3. In an album or the like a hollow backing member comprising a substantially triangular prism, one side of said prism being adapted to lie at in substantially the plane of the two outermost sheets of the album when the album is open having sheets attached thereto at spaced positions, the sheets situated inwardly of the outermost sheets, being progressively narrower whereby the outermost edges of the sheets when the album is closed form a triangular recess each of" at its center, and the other two sides of the prism'o center a portion of each individual mount on each "7-0 sheet is visible.

4.v In an album or the like, a hollow backing member of polygonal cross section, one wall comprising a base and the other Walls having rows of longitudinally extending parallel slits out therein, iiexible hinges having folds extending through said slits, stops of greater diameter than the width of the slits heldin said folds on'the under sides of the slitted Walls of lsaid hollow backing member Within the hollow' thereof and.

sheets secured to the hinges on the outer side of said backing member. ,y
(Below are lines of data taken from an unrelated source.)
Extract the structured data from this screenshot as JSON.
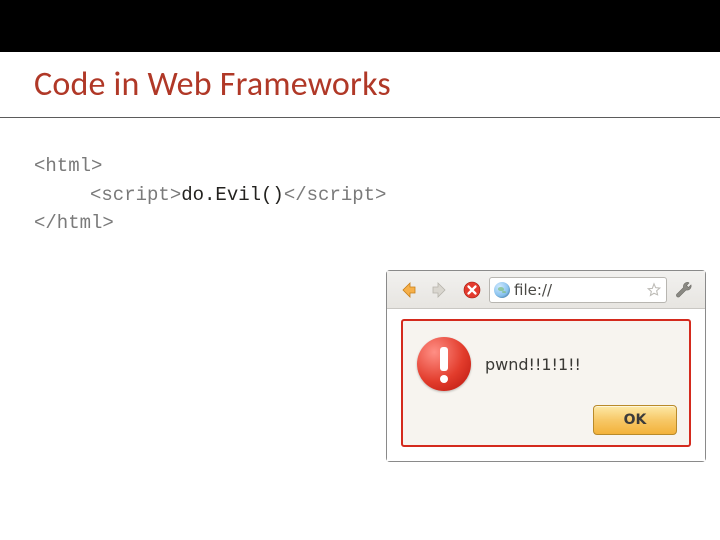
{
  "top_bar": {},
  "title": "Code in Web Frameworks",
  "code": {
    "line1": "<html>",
    "line2_open": "<script>",
    "line2_body": "do.Evil()",
    "line2_close": "</script>",
    "line3": "</html>"
  },
  "browser": {
    "url_scheme": "file://",
    "icons": {
      "back": "back-arrow",
      "forward": "forward-arrow",
      "stop": "stop-x",
      "globe": "globe",
      "star": "star-outline",
      "wrench": "wrench"
    }
  },
  "dialog": {
    "message": "pwnd!!1!1!!",
    "ok_label": "OK",
    "icon": "error-exclamation"
  },
  "colors": {
    "title": "#b03827",
    "dialog_border": "#d42a1d",
    "ok_gradient_top": "#fde9a7",
    "ok_gradient_bottom": "#f3b23a"
  }
}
5. An album as claimed in claim 4 including binding strips overlying portions of the hinges and the hinge stops contained therein and adhesively secured to the under side ofthe hollow backing member at each side of said hinges."

6. An album comprising a hollow backing member having rows of longitudinally extending parallel slits out therein and hinges inserted in said slits, said hinges comprising folds of tough flexible material gummed on the inner side thereof, said v folds carrying strips of material of greater diameter than'the Width of said slits located inside of the backing member so as to secure the hinges to the backing member, said hinges` having portions of the gummed material adjacent the folds cut away, said backing member having binding strips` adhesively secured to the outside thereof, said strips extending around the backing member transversely to the axis thereof and passing L through the openings'in the hinges Where said gummed material of, said hinges is out away.

Referenced by
Citing PatentFiling datePublication dateApplicantTitle
US4877269 *Nov 24, 1987Oct 31, 1989Jean Davis CallaghanBoard book for preschool children
US5947522 *Mar 27, 1998Sep 7, 1999Boehm; JanisThematic bound scrapbook
US6030163 *Sep 20, 1996Feb 29, 2000Heidelberger Druckmaschinen AgMethod for producing bound volumes
Classifications
U.S. Classification281/22
Cooperative ClassificationB42D1/08